Via ridership growth since first full month of service in Orange County (California)

Vehicle-related KPIs

  • Vehicle distance: How many kilometres are covered?
  • Vehicle occupancy: How many passengers are carried by each van?
  • Average waiting time: How long should passengers wait?
  • Mobility hub connection: To what extent passengers use shuttles to/ from larger public transport stations?

Indirect benefits

  • Decrease in congestion: How many cars are not on the road? As mentioned by BCG, Via service in Arlington helped eliminate nearly 400,000 miles of travel that would have occurred if the passengers had driven solo
  • Emissions reduction: How many CO2 emissions are saved by aggregating passengers into shared vehicles and eliminating solo trips? For example, 60 to 150 tons of CO2 are saved in Arlington thanks to Via service BCG
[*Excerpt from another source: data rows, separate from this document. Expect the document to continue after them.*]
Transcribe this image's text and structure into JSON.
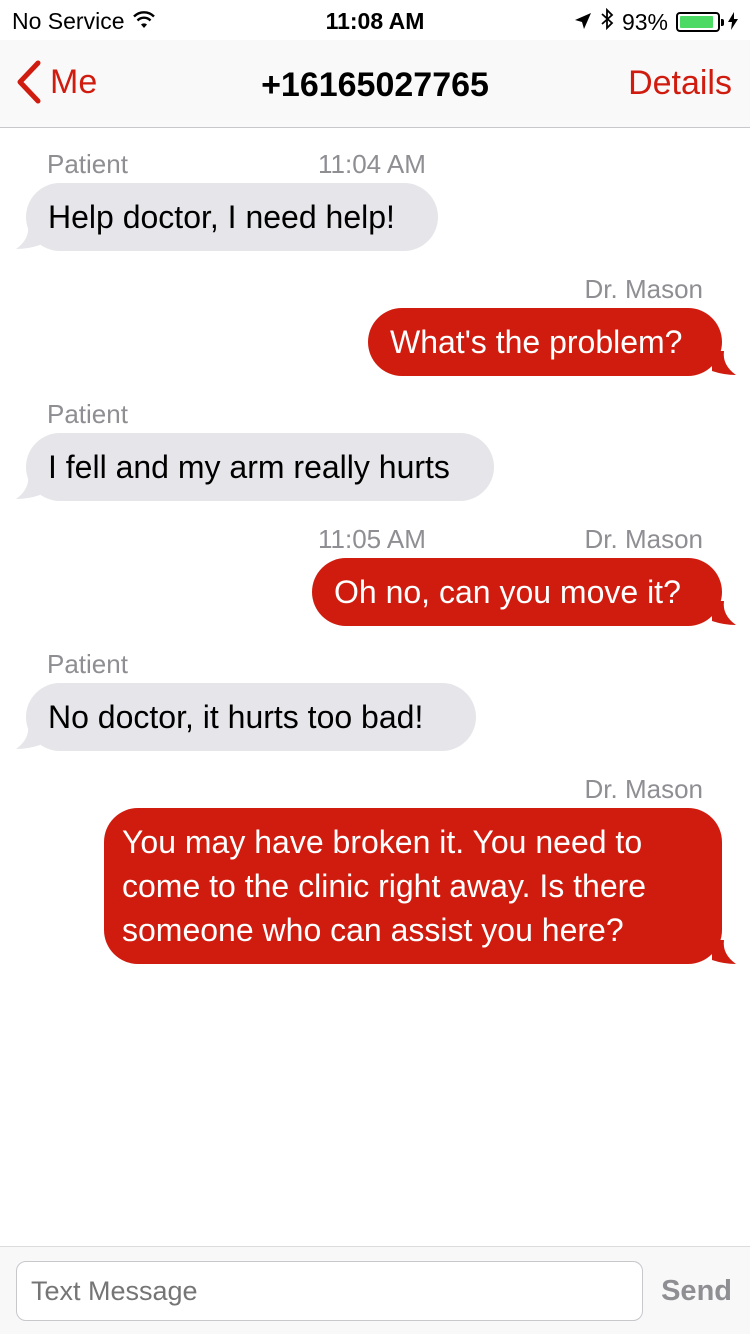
{
  "status_bar": {
    "carrier": "No Service",
    "time": "11:08 AM",
    "battery_percent": "93%",
    "battery_level": 0.93,
    "battery_color": "#4cd964",
    "icons": [
      "wifi-icon",
      "location-arrow-icon",
      "bluetooth-icon",
      "battery-icon",
      "charging-bolt-icon"
    ]
  },
  "nav": {
    "back_label": "Me",
    "title": "+16165027765",
    "details_label": "Details"
  },
  "messages": [
    {
      "sender": "Patient",
      "time": "11:04 AM",
      "text": "Help doctor, I need help!",
      "direction": "incoming"
    },
    {
      "sender": "Dr. Mason",
      "time": "",
      "text": "What's the problem?",
      "direction": "outgoing"
    },
    {
      "sender": "Patient",
      "time": "",
      "text": "I fell and my arm really hurts",
      "direction": "incoming"
    },
    {
      "sender": "Dr. Mason",
      "time": "11:05 AM",
      "text": "Oh no, can you move it?",
      "direction": "outgoing"
    },
    {
      "sender": "Patient",
      "time": "",
      "text": "No doctor, it hurts too bad!",
      "direction": "incoming"
    },
    {
      "sender": "Dr. Mason",
      "time": "",
      "text": "You may have broken it. You need to come to the clinic right away. Is there someone who can assist you here?",
      "direction": "outgoing"
    }
  ],
  "input": {
    "placeholder": "Text Message",
    "send_label": "Send"
  },
  "colors": {
    "accent": "#d01c0f",
    "incoming_bubble": "#e5e5ea",
    "meta_text": "#8e8e93"
  }
}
“I don’t want to have people thinking about on-demand transit as something separated, something parked somewhere in the city. I think it has to be integrated, it has to communicate with the other apps of the operator.” Bertrand Parizot, Country Manager VIA

Who is entering into the TOD Market?
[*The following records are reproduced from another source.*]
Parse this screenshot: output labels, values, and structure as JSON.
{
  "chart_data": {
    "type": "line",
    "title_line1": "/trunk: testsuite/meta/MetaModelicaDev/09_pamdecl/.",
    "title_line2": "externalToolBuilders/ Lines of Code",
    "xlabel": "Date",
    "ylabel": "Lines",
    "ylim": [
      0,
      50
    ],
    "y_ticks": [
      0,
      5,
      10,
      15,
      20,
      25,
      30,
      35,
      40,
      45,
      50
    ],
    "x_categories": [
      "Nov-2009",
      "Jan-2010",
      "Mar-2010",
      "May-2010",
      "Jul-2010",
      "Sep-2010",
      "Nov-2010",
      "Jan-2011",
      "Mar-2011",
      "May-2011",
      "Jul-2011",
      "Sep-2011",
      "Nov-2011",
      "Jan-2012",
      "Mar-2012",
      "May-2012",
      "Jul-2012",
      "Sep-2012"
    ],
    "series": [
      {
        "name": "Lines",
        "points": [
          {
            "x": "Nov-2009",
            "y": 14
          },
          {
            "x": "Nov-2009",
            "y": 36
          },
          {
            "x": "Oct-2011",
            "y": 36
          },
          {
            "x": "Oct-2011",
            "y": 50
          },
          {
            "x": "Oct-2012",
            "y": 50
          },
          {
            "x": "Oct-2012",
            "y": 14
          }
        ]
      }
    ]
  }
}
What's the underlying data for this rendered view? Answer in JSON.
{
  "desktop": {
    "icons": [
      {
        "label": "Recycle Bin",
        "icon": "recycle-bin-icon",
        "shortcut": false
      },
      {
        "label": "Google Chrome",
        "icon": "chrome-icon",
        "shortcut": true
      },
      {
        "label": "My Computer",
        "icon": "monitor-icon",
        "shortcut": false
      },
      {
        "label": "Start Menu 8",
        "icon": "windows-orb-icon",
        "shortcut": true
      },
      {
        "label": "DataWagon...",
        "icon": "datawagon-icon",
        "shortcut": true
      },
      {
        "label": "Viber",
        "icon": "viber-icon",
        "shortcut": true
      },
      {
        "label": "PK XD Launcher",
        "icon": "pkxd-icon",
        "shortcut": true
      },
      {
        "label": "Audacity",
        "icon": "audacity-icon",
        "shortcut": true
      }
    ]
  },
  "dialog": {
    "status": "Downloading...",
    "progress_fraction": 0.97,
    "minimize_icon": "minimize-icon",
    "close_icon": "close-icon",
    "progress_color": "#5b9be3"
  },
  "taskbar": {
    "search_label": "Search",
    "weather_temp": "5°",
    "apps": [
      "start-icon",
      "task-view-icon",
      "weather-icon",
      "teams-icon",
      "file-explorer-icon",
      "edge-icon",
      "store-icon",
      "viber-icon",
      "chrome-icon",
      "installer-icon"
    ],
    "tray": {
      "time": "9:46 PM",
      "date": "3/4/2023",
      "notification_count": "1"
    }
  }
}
TOD market is a highly competitive environment as a handful of companies are providing adequate softwares to optimize transportation. It reflects the momentum for on-demand transit solutions. Among the actors, we can mention:

  • Pure players: those companies are specialized in providing flexible and on-demand transportation services.
    ex: Via, Padam, Ioki, Door2door, Shotl, Swat, Sparelabs, Lyftandgo, Rideco
  • Non-independent players: these competitors are all subsidiaries of either transport operators or car manufacturers. As they belong to a big player, they might become a conflict of interest for other transport operators seeking for neutral solutions.
    ex: Bridj (bought by Transit system), Moia (created by Volkswagen), Transloc  (bought by Ford Mobility), Ioki (created by Deutsche Bahn), Clevershuttle (acquired by Deutsche Bahn.
  • Giant mobility players: leaders in pooling solutions, they can separately sell their technologies like Uber who announced in June 2020 that it is making the technology that powers its ride-hailing business available to others
    ex: Grab, Moovit, Didi bus, Uber

 

Conclusion

The COVID 19 crisis paved the way to an efficient use of transportation resources. It is an opportunity to re-think how existing and new vehicles and transport resources can offer enhanced flexibility and adaptability. It opens the way to new mobility partnerships fostering public and private strategies. Falling transit ridership and global players strategy toward on-demand mobility let us think that we are living a watershed moment for the TOD Market.

 

To get more information listen to our webinar replay.

Photo Credit: Via